Each line of the data holding "placeholder" should be found and copied.

### Exercise material:
-- -- --

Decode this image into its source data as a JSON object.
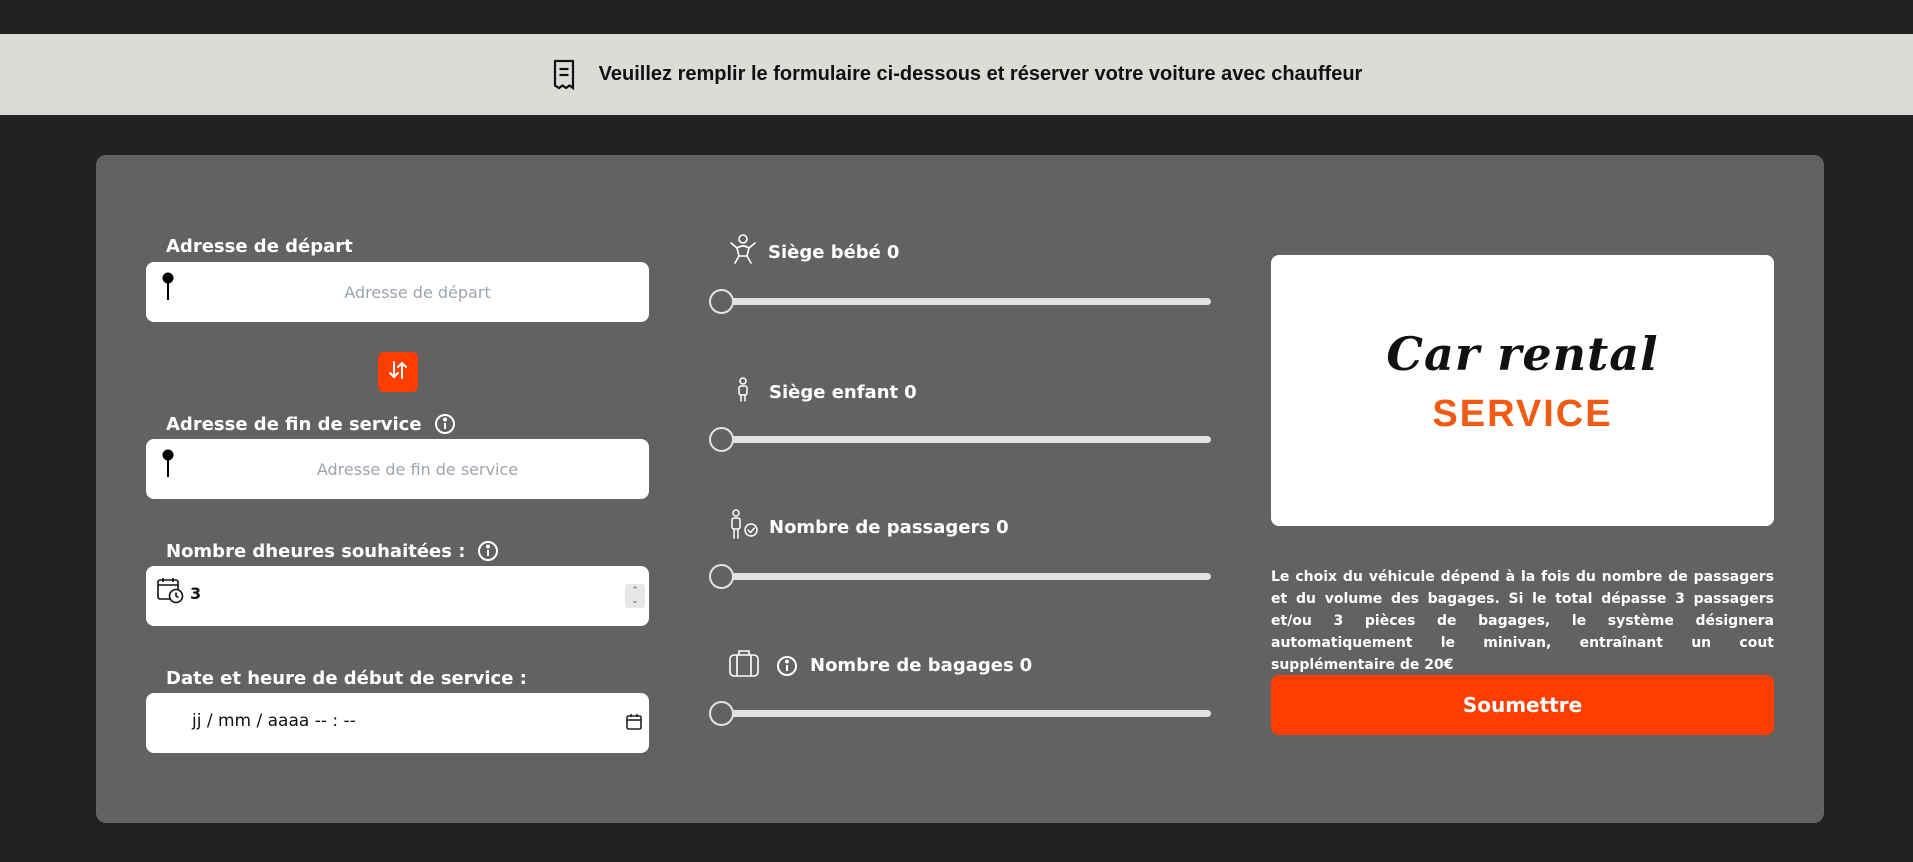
{
  "banner": {
    "text": "Veuillez remplir le formulaire ci-dessous et réserver votre voiture avec chauffeur"
  },
  "form": {
    "departure": {
      "label": "Adresse de départ",
      "placeholder": "Adresse de départ"
    },
    "end_address": {
      "label": "Adresse de fin de service",
      "placeholder": "Adresse de fin de service"
    },
    "hours": {
      "label": "Nombre dheures souhaitées :",
      "value": "3"
    },
    "start_datetime": {
      "label": "Date et heure de début de service :",
      "placeholder": "jj / mm / aaaa  -- : --"
    }
  },
  "sliders": [
    {
      "label": "Siège bébé",
      "value": "0",
      "icon": "baby-icon"
    },
    {
      "label": "Siège enfant",
      "value": "0",
      "icon": "child-icon"
    },
    {
      "label": "Nombre de passagers",
      "value": "0",
      "icon": "passenger-icon"
    },
    {
      "label": "Nombre de bagages",
      "value": "0",
      "icon": "luggage-icon"
    }
  ],
  "logo": {
    "line1": "Car rental",
    "line2": "SERVICE"
  },
  "notice": "Le choix du véhicule dépend à la fois du nombre de passagers et du volume des bagages. Si le total dépasse 3 passagers et/ou 3 pièces de bagages, le système désignera automatiquement le minivan, entraînant un cout supplémentaire de 20€",
  "submit_label": "Soumettre",
  "colors": {
    "accent": "#ff3d00",
    "panel": "#636260",
    "background": "#222222",
    "banner": "#dcdbd8"
  }
}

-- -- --

### Exercise answer:
      "placeholder": "Adresse de départ"
      "placeholder": "Adresse de fin de service"
      "placeholder": "jj / mm / aaaa  -- : --"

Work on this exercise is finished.